    The owner sold the business and that ended the TV ministry too,

    Sorry that rehab facilities for your mom are in lock down
    Similar situations are going on here in Canada too.

    Our Prime Minister has just had a big TV announcement of all the things that are taking place here as well. It is very,very serious,

    We will pray for you mom and your family
    Indeed we need to pray from our mutual countries and one another.

Leave a Reply

Fill in your details below or click an icon to log in:

WordPress.com Logo

You are commenting using your WordPress.com account. Log Out /  Change )

Google photo

You are commenting using your Google account. Log Out /  Change )

Twitter picture

You are commenting using your Twitter account. Log Out /  Change )

Facebook photo

You are commenting using your Facebook account. Log Out /  Change )

Connecting to %s

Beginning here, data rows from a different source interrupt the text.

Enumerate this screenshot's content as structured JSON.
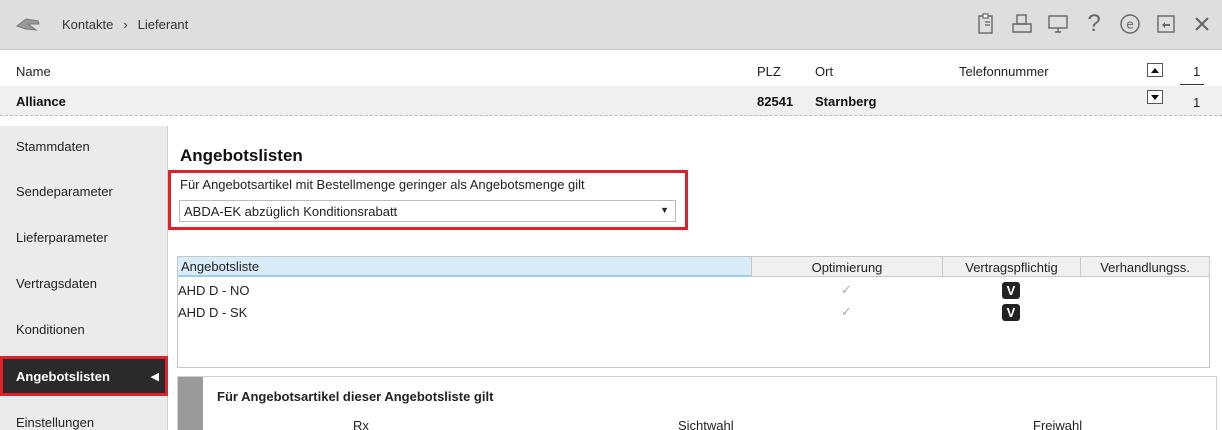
{
  "titlebar": {
    "breadcrumb": [
      "Kontakte",
      "Lieferant"
    ],
    "separator": "›",
    "icons": [
      "clipboard-icon",
      "print-icon",
      "monitor-icon",
      "help-icon",
      "ecircle-icon",
      "window-icon",
      "close-icon"
    ]
  },
  "header": {
    "labels": {
      "name": "Name",
      "plz": "PLZ",
      "ort": "Ort",
      "telefon": "Telefonnummer"
    },
    "values": {
      "name": "Alliance",
      "plz": "82541",
      "ort": "Starnberg",
      "telefon": ""
    },
    "pager": {
      "top": "1",
      "bottom": "1"
    }
  },
  "sidebar": {
    "items": [
      {
        "label": "Stammdaten"
      },
      {
        "label": "Sendeparameter"
      },
      {
        "label": "Lieferparameter"
      },
      {
        "label": "Vertragsdaten"
      },
      {
        "label": "Konditionen"
      },
      {
        "label": "Angebotslisten"
      },
      {
        "label": "Einstellungen"
      }
    ],
    "active_index": 5
  },
  "main": {
    "title": "Angebotslisten",
    "rule_label": "Für Angebotsartikel mit Bestellmenge geringer als Angebotsmenge gilt",
    "rule_value": "ABDA-EK abzüglich Konditionsrabatt",
    "table": {
      "columns": [
        "Angebotsliste",
        "Optimierung",
        "Vertragspflichtig",
        "Verhandlungss."
      ],
      "rows": [
        {
          "name": "AHD D - NO",
          "optimierung": "✓",
          "vertragspflichtig": "V"
        },
        {
          "name": "AHD D - SK",
          "optimierung": "✓",
          "vertragspflichtig": "V"
        }
      ]
    },
    "subpanel": {
      "title": "Für Angebotsartikel dieser Angebotsliste gilt",
      "columns": [
        "Rx",
        "Sichtwahl",
        "Freiwahl"
      ]
    }
  },
  "colors": {
    "highlight_red": "#e0202a",
    "active_bg": "#2a2a2a"
  }
}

Trisha Faye

Cherishing the Past while Celebrating the Present

Traipse

To walk or tramp about; to gad, wander. < Old French - trapasser (to trespass).

Tuesdays with Laurie

"Whatever you are not changing, you are choosing." —Laurie Buchanan

Shawn Smucker

"if you're lucky enough to find a way of life you love, you have to find the courage to live it" John Irving

Hickory Hill Farm

Blueberries, grapes, vegetables, and more

The Centrality and Supremacy of Jesus Christ

The Website & Blog of David D. Flowers

Cynthia's Communique

Navigating careers, the media and life

the practical mystic

spiritual adventures in the real world

Osheta Moore

Shalom in the City

Shirley Hershey Showalter

writing and reading memoir

Mennonite Girls Can Cook

A blog looking for harmony, grace and wisdom in many spheres of daily living.

mama congo

A blog looking for harmony, grace and wisdom in many spheres of daily living.

Irreverin

A blog looking for harmony, grace and wisdom in many spheres of daily living.

Roadkill Crossing

Writing generated from the rural life

wherelemonsblossom.wordpress.com/

The real Italy, as seen from the heart

%d bloggers like this: